Please return the data that follows precisely as written, but without the images.

══ RECORD SET ══

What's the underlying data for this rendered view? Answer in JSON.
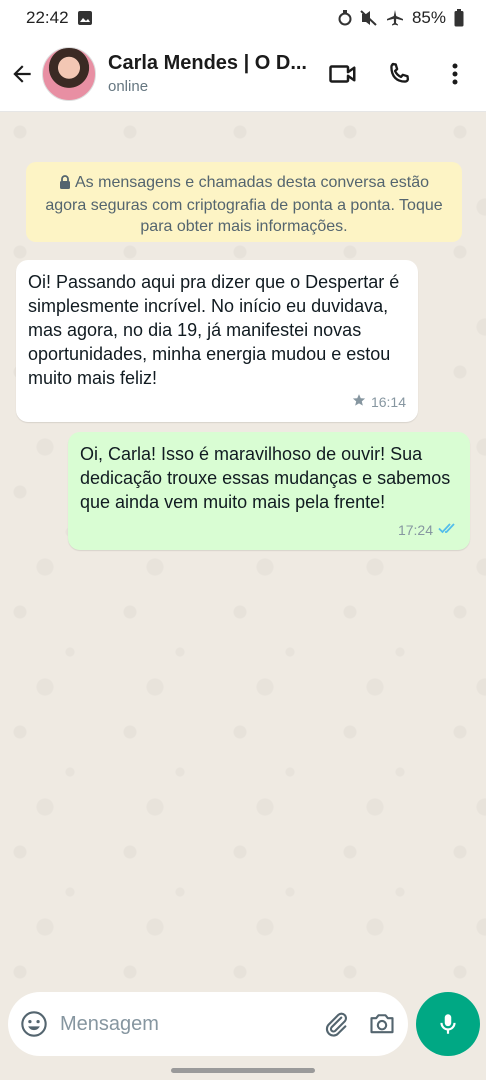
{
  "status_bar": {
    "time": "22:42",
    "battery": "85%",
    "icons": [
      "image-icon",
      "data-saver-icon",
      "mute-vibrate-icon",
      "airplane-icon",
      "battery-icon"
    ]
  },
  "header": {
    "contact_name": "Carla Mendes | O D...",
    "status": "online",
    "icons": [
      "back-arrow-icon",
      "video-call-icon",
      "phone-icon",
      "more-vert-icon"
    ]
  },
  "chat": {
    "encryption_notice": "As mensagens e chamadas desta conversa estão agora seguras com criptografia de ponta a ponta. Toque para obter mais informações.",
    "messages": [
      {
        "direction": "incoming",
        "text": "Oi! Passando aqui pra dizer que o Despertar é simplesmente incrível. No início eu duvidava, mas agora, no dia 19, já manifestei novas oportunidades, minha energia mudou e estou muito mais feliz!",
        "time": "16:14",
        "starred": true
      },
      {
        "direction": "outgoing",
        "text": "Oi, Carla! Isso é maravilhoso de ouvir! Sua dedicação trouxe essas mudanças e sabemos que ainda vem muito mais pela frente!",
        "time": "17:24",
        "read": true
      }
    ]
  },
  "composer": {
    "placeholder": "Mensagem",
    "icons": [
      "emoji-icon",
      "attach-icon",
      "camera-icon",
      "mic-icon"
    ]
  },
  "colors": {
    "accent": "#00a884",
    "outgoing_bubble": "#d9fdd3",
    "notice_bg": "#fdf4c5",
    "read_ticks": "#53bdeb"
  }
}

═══

OUTPUT OF THE EXERCISE »
What's the underlying data for this rendered view? Answer in JSON.
{
  "status_bar": {
    "time": "22:42",
    "battery": "85%",
    "icons": [
      "image-icon",
      "data-saver-icon",
      "mute-vibrate-icon",
      "airplane-icon",
      "battery-icon"
    ]
  },
  "header": {
    "contact_name": "Carla Mendes | O D...",
    "status": "online",
    "icons": [
      "back-arrow-icon",
      "video-call-icon",
      "phone-icon",
      "more-vert-icon"
    ]
  },
  "chat": {
    "encryption_notice": "As mensagens e chamadas desta conversa estão agora seguras com criptografia de ponta a ponta. Toque para obter mais informações.",
    "messages": [
      {
        "direction": "incoming",
        "text": "Oi! Passando aqui pra dizer que o Despertar é simplesmente incrível. No início eu duvidava, mas agora, no dia 19, já manifestei novas oportunidades, minha energia mudou e estou muito mais feliz!",
        "time": "16:14",
        "starred": true
      },
      {
        "direction": "outgoing",
        "text": "Oi, Carla! Isso é maravilhoso de ouvir! Sua dedicação trouxe essas mudanças e sabemos que ainda vem muito mais pela frente!",
        "time": "17:24",
        "read": true
      }
    ]
  },
  "composer": {
    "placeholder": "Mensagem",
    "icons": [
      "emoji-icon",
      "attach-icon",
      "camera-icon",
      "mic-icon"
    ]
  },
  "colors": {
    "accent": "#00a884",
    "outgoing_bubble": "#d9fdd3",
    "notice_bg": "#fdf4c5",
    "read_ticks": "#53bdeb"
  }
}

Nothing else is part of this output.